Price: 100 yen and up
Yes, the most unknown and awkward option for those in a pinch: this infamous fast food restaurant. Unlike its western brothers and sisters, for a 100 yen (1 USD) coffee, you can sleep among the ranks of Tokyo’s non-elite. Security may occasionally wake you up and make sure you aren’t dead, but we’ve heard stories of individuals making it until 10 am before being roused from their last train slumber.
Price: 1,400 yen – 2,500 yen (for about 7 hours)
Quite a step up from the previous option, a manga cafe (or manga kissa, マンガ喫茶) is an internet cafe with a full library of manga to read (almost entirely in Japanese- but that’s what the pictures are for). You get your own cubicle, a reclining chair, a PC with internet, unlimited soft drinks, and even showers at some places.
Smoking is usually allowed inside these cafes (non-smokers beware). You pay for a block of time, typically 3 hours.
For more info on the cafes (and their location), check out Tokyo Cheapo’s write up here.
Price: 3,000 yen – 5,000 yen
Claustrophobic? Like to sleep in late in the mornings? A capsule hotel is probably not your best option then.

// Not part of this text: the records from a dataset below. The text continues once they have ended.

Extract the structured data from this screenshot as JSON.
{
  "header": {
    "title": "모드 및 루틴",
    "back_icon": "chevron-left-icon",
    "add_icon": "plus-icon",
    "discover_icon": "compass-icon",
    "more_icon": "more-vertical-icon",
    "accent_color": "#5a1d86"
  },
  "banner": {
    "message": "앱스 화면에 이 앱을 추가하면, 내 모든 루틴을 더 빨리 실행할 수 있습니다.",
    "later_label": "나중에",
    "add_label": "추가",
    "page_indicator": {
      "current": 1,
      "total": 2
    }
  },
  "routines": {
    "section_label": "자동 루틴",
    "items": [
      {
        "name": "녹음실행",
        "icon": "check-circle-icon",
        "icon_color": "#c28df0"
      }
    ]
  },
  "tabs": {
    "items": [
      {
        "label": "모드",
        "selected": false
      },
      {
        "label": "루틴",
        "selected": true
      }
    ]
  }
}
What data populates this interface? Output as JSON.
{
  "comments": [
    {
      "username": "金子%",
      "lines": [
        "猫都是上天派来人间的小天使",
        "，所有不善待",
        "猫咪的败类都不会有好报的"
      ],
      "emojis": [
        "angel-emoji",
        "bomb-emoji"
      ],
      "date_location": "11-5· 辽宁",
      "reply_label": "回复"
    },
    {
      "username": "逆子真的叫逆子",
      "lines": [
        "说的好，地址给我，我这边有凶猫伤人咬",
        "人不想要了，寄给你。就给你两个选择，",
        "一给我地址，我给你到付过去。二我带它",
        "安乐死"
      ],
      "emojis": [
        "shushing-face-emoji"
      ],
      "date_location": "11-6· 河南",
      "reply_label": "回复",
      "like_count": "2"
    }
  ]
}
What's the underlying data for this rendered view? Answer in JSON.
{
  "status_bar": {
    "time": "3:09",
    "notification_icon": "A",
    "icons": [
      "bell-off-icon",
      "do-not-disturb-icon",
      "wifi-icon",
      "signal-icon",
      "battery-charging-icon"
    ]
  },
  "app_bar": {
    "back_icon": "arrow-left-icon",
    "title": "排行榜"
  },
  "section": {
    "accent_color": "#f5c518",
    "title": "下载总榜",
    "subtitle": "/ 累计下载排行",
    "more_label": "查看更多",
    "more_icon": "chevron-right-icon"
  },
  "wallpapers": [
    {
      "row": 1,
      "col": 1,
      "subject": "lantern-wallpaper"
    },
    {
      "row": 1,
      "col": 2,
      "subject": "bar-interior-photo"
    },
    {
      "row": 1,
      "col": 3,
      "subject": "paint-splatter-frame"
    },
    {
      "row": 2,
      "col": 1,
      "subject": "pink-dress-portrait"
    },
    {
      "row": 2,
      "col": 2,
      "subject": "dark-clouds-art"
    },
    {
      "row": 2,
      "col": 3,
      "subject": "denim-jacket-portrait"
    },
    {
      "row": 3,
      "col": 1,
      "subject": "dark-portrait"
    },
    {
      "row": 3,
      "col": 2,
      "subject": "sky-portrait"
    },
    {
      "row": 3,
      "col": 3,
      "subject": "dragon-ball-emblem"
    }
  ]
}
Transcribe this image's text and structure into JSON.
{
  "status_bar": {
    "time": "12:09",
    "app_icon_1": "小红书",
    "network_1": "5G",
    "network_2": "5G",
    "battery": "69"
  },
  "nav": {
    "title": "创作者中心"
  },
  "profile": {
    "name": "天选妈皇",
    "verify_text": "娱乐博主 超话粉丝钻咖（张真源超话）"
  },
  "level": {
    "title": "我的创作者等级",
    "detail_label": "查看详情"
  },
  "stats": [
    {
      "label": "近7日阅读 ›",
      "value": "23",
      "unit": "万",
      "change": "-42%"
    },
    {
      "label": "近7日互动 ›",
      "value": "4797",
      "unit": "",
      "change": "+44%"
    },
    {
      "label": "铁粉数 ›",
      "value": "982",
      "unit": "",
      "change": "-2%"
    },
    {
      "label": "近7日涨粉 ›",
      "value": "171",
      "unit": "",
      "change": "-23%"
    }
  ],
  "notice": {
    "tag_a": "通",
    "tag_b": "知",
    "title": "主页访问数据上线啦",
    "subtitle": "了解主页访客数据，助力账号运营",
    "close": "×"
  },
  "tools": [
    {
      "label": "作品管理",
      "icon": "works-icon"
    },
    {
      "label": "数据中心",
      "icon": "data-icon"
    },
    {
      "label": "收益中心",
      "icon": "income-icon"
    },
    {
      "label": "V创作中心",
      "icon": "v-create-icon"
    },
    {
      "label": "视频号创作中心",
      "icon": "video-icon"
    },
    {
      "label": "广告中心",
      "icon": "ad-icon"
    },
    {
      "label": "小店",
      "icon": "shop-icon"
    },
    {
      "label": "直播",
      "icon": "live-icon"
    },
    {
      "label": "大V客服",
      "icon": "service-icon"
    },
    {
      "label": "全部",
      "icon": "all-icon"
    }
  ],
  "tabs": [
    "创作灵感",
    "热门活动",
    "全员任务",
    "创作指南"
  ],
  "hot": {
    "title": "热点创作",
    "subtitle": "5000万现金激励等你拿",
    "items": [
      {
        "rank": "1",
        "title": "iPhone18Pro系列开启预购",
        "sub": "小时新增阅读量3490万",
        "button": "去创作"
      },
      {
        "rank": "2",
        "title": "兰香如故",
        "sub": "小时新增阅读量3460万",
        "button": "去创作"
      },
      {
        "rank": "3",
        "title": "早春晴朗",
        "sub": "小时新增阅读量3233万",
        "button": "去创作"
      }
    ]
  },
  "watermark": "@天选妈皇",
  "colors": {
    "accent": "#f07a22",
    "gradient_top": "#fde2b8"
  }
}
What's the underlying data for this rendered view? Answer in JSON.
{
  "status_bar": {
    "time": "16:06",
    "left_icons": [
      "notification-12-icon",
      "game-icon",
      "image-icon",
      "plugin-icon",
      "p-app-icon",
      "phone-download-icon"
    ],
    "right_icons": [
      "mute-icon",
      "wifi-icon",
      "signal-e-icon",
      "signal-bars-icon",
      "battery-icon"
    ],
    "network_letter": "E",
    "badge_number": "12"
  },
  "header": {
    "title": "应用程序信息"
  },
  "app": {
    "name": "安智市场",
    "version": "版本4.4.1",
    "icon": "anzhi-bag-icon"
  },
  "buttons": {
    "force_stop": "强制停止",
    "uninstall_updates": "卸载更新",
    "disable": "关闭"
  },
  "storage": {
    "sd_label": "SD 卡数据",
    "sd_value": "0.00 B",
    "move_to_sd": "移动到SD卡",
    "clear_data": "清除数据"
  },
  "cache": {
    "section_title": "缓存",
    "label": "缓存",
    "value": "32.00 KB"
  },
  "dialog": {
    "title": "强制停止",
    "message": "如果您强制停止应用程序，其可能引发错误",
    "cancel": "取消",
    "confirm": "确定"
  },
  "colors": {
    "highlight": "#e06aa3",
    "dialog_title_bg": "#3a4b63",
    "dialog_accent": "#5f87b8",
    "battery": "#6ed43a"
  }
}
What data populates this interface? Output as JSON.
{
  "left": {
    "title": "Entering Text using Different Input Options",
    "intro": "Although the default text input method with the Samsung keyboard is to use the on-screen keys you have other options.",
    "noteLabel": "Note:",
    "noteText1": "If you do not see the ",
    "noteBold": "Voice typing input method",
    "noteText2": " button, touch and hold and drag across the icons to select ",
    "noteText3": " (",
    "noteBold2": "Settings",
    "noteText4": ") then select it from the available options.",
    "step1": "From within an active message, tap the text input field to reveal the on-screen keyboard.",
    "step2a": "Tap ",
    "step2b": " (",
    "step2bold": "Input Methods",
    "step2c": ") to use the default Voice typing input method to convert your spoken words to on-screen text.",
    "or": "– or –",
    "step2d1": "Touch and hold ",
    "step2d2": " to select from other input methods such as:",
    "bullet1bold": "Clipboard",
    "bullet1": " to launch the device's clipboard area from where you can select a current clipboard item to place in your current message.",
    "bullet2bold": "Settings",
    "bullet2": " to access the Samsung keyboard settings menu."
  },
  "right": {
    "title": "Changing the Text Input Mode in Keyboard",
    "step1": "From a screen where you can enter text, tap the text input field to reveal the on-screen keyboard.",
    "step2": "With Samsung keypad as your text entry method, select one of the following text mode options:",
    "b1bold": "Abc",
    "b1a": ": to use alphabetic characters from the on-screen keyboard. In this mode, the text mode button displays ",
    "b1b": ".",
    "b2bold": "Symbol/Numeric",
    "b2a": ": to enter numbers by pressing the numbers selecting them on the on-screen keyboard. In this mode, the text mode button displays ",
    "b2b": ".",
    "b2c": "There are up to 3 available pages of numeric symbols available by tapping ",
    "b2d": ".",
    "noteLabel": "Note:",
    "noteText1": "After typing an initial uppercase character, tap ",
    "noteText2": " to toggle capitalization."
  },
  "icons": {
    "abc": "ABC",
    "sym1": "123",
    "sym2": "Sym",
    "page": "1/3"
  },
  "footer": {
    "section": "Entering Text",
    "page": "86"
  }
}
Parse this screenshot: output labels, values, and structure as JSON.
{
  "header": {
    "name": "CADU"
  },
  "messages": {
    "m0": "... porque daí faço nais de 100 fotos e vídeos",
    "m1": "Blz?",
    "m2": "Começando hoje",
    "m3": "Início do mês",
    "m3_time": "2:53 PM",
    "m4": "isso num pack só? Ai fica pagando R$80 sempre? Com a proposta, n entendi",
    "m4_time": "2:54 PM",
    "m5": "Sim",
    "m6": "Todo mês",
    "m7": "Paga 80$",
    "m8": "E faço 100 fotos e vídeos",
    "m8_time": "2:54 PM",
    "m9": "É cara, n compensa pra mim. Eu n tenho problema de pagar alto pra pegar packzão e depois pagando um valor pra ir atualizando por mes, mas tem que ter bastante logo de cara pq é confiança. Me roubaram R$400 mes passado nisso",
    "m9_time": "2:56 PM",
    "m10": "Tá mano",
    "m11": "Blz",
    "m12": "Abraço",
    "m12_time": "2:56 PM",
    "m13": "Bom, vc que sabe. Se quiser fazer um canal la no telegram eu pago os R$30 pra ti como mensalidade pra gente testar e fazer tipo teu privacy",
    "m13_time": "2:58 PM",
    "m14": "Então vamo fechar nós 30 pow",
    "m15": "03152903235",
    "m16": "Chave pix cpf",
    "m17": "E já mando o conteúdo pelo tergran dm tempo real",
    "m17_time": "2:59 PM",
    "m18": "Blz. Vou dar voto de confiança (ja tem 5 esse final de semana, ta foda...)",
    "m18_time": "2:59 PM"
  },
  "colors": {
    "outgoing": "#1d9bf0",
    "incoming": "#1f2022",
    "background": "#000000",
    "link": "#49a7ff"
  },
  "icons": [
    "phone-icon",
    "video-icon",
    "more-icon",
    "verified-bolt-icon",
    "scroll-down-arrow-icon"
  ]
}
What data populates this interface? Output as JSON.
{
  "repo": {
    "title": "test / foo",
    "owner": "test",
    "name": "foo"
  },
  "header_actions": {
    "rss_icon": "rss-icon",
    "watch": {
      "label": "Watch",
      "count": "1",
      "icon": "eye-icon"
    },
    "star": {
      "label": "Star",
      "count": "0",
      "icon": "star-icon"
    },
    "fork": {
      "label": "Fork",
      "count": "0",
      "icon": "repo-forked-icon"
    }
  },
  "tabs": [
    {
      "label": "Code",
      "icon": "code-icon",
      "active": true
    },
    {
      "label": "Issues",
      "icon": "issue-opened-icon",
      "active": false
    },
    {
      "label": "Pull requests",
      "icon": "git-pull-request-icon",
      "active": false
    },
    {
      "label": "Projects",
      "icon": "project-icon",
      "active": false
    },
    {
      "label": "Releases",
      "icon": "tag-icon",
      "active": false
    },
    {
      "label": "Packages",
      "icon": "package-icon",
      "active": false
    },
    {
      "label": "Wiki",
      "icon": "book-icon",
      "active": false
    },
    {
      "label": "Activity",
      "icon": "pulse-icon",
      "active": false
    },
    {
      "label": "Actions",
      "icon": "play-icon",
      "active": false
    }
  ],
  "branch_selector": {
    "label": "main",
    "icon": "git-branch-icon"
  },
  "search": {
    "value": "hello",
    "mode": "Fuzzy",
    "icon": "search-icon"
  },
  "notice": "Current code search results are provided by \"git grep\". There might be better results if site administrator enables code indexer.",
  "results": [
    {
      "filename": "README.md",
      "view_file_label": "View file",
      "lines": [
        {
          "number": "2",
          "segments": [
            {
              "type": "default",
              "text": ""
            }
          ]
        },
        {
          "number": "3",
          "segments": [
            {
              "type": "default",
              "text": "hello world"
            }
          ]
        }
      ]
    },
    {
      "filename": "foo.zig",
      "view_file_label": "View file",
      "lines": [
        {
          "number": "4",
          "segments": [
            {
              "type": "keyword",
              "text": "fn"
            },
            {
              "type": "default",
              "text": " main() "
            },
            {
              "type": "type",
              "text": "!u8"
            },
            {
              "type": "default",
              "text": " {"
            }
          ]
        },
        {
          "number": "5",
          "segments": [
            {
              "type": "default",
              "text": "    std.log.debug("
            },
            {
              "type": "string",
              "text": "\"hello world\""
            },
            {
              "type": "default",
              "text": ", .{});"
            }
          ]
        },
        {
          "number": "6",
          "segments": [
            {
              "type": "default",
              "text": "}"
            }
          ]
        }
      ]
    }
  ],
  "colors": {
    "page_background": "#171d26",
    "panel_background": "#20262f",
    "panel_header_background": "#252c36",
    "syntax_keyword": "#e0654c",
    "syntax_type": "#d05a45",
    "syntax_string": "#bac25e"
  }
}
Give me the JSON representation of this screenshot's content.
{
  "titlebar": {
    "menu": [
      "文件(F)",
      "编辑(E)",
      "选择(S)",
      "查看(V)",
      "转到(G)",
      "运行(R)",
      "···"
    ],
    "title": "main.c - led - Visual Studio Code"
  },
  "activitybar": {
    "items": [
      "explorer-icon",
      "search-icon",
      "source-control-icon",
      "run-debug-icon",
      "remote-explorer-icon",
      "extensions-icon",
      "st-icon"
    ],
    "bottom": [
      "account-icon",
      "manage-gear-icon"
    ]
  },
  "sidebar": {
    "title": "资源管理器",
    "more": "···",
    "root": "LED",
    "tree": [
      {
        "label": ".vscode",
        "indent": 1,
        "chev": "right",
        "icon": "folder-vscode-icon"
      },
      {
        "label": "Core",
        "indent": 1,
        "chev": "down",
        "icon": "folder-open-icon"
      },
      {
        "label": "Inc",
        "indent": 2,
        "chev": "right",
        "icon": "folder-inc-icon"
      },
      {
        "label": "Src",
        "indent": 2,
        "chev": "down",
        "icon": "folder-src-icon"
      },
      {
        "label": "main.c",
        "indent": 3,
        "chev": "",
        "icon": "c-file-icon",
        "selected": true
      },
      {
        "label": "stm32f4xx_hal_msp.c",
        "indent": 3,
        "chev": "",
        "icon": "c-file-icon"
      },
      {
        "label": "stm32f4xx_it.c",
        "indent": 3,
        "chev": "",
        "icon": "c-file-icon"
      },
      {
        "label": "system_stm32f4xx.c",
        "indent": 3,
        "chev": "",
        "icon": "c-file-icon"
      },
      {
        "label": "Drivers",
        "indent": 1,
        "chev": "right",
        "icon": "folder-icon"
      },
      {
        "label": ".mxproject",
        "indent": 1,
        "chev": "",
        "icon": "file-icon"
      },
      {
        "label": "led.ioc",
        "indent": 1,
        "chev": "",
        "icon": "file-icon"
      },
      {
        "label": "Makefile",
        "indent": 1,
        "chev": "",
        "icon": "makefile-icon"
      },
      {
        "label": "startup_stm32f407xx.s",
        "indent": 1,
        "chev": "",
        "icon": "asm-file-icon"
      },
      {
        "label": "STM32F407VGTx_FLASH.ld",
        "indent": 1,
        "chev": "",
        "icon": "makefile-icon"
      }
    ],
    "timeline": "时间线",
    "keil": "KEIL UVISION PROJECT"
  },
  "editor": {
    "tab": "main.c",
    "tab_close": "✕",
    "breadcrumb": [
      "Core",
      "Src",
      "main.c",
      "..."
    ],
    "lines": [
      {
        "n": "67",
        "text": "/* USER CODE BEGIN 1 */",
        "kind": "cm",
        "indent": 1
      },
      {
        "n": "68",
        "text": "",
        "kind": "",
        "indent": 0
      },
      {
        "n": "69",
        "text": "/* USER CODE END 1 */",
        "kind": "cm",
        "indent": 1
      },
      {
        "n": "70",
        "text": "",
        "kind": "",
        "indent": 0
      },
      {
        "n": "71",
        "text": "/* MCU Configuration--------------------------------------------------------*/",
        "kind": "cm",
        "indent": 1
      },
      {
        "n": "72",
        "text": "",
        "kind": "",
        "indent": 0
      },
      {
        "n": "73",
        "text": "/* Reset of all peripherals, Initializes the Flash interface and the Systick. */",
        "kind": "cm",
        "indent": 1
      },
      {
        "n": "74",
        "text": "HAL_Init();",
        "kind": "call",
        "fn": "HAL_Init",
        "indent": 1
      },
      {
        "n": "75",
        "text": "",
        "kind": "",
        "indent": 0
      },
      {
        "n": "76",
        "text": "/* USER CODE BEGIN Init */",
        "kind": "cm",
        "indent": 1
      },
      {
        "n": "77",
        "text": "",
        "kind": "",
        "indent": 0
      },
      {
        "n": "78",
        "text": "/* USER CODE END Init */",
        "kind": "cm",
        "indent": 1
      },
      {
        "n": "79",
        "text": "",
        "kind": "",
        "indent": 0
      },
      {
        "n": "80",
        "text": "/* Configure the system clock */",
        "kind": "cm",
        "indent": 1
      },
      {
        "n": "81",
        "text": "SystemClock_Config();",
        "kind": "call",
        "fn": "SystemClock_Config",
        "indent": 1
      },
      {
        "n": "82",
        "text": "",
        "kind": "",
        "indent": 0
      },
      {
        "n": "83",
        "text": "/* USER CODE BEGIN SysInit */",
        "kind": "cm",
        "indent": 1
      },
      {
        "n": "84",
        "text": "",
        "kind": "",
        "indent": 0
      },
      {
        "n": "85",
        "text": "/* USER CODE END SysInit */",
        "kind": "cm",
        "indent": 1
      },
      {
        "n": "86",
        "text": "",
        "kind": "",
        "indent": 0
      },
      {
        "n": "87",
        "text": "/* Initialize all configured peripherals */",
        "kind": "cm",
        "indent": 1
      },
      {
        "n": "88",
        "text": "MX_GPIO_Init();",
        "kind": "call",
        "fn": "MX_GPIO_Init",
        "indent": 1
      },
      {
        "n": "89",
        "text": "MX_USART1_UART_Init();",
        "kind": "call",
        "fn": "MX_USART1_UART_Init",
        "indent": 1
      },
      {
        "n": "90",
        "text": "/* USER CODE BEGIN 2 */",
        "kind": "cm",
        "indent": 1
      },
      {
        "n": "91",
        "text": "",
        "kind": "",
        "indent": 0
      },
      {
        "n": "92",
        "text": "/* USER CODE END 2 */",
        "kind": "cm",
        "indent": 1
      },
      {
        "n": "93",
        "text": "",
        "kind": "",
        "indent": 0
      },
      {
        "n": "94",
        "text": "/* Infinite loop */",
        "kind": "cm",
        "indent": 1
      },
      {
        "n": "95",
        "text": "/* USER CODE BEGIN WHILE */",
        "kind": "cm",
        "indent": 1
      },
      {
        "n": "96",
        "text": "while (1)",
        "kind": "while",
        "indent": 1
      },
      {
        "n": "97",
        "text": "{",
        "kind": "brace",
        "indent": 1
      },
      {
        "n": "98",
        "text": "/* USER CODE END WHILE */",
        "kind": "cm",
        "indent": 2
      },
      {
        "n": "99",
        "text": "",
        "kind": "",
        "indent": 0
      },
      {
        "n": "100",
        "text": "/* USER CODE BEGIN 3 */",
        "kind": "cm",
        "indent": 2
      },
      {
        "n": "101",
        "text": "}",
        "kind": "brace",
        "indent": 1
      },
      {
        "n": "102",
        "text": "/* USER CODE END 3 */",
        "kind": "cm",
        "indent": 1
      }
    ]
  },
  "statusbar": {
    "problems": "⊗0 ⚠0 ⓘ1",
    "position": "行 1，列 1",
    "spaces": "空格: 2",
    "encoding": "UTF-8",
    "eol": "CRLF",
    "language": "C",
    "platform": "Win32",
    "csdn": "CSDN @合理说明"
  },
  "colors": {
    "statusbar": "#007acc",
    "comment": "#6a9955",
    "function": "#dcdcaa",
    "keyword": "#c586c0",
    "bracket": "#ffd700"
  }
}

But if you do plan on waking up early, you can join the morning exodus of Japanese businessmen and travelers as they take on the day. Most major stations have a capsule hotel facility nearby, and you’ll be supplied with all the amenities of a regular hotel (besides a private shower).
Price: 200 – 300 yen per hour (or “all night” rates of 1500 yen and up)
The only place on this list where you can legitimately sing yourself a lullaby. Of course, you’ll have to be sprawled out across some cushions (seats) to do so. And more likely than not, you’ll have to hear your next door neighbor’s voice cracking acapella. Keep in mind; the doors don’t lock, so staff may occasionally give you a knock to see if you need any drinks or food.
Love Hotels (partner may be required)
Price: 3,000 yen and up (rest; 2 – 3 hours); 8,000 yen and up (stay)
These quirky, and sometimes themed, hotels serve one primary purpose: a place to have sex. Of course, if you’ve missed your last train in Tokyo, it’s unlikely that you’ll find a mate in time to share a room (unless you missed the last train together 〜(^∇^〜）). Some foreigners without partners have reported being turned away from love hotels, but with very basic Japanese you should manage just fine.
You can choose to either “Rest” (2 hours or so), you can also choose to “Sleep” (6 hours or more). It’s also worth noting that once you go into your love hotel room, you cannot go out and back in (no exits until you leave the hotel).
While not every love hotel is a miniature Disney Land as popular media would like you to believe, you may still find a theme and degree of decoration at even the cheapest of places.
Missed the last train? Don’t sleep on the street: tell your fellow night owls your favorite spot below.